Extract all lines that hold "JSON" from the records below.

+===+

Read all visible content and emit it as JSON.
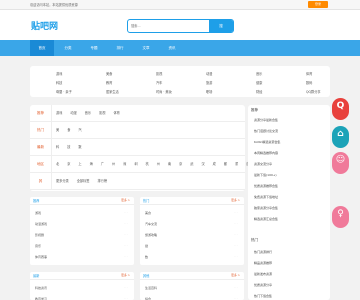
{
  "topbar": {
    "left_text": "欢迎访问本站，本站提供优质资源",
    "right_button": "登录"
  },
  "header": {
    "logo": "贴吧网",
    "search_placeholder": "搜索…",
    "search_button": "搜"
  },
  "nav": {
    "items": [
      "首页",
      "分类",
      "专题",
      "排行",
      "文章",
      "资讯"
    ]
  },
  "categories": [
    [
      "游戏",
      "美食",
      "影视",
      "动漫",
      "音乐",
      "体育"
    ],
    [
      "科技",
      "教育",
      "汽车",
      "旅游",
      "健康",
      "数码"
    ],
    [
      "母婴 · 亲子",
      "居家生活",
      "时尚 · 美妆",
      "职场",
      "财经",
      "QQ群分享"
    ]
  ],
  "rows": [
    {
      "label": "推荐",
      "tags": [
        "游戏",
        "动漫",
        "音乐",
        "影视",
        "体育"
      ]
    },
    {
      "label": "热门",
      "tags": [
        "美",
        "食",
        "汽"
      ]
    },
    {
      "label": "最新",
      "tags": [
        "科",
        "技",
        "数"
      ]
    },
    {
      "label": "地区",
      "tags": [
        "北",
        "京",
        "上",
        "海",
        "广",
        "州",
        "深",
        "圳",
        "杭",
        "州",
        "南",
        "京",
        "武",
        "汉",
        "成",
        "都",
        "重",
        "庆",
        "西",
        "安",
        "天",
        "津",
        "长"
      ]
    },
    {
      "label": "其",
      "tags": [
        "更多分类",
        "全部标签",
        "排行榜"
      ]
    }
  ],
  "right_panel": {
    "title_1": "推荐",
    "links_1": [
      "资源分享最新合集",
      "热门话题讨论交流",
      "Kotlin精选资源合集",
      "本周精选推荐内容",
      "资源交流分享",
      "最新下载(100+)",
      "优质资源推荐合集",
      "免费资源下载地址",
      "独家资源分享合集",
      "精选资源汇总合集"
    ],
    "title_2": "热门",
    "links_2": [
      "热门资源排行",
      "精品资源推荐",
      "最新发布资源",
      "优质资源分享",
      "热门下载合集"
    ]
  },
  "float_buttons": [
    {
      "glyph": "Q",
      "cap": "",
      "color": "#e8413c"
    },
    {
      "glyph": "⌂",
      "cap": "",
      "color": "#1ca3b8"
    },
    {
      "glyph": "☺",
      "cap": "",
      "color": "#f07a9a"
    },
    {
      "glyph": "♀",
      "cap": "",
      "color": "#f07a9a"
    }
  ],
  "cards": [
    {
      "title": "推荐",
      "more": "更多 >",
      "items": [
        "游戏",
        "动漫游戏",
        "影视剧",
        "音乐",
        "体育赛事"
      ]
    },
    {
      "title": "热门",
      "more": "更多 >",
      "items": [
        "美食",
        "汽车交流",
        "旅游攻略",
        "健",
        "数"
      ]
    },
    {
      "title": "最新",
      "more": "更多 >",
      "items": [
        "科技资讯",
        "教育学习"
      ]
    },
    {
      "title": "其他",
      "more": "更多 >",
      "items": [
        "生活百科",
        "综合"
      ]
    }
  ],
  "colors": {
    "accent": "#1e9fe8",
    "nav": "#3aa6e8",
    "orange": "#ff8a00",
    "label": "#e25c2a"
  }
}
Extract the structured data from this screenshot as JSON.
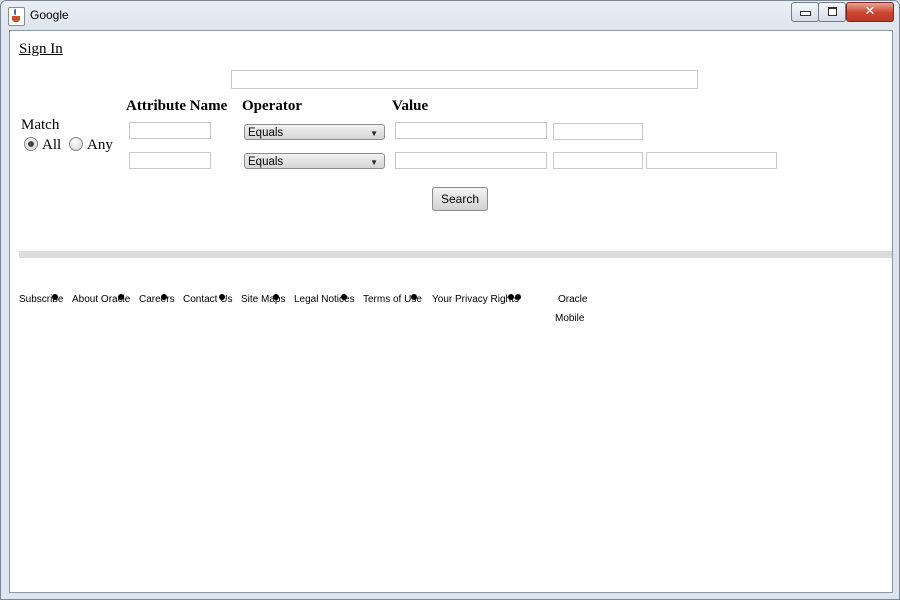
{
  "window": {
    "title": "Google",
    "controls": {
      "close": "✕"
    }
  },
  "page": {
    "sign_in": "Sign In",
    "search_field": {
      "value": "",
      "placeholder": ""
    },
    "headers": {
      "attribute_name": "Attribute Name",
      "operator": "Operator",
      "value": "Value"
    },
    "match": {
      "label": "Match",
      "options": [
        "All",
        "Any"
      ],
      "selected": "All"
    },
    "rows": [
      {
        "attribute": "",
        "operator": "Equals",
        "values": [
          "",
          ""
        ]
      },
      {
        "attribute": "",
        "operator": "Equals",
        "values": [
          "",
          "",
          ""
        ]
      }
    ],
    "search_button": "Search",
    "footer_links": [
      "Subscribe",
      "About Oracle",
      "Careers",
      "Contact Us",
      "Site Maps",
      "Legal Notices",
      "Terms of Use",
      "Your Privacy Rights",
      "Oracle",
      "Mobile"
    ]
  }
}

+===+

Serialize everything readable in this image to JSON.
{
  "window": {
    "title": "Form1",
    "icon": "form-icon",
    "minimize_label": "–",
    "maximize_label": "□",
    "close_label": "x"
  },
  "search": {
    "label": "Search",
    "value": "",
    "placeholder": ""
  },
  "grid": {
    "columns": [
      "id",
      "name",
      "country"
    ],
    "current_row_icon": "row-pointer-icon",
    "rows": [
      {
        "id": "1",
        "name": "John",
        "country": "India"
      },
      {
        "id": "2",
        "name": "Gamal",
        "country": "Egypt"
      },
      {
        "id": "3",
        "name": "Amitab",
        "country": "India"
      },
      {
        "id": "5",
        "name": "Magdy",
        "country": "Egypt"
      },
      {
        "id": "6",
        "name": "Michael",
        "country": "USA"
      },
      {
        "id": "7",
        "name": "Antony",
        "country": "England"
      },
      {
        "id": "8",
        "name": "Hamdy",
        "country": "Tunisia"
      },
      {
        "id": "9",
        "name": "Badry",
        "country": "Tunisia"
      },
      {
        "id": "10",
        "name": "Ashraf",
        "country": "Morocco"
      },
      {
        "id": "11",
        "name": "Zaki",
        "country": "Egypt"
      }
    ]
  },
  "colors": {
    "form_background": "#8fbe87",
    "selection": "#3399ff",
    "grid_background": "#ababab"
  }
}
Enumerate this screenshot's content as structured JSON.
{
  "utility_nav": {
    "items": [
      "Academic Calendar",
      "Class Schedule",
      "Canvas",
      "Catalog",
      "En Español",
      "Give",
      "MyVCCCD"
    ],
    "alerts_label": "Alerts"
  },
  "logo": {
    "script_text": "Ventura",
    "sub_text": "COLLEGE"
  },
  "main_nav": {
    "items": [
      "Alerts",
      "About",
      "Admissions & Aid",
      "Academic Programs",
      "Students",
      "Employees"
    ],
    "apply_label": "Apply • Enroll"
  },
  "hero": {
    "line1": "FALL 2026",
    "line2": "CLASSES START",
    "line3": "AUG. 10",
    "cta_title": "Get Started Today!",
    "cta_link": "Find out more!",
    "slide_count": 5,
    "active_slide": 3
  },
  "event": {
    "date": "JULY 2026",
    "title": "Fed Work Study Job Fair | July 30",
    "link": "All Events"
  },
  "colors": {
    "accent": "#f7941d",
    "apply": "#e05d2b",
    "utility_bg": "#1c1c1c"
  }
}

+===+

Response to the exercise ->
Read all visible content and emit it as JSON.
Extract the structured data from this screenshot as JSON.
Serialize everything readable in this image to JSON.
Enumerate this screenshot's content as structured JSON.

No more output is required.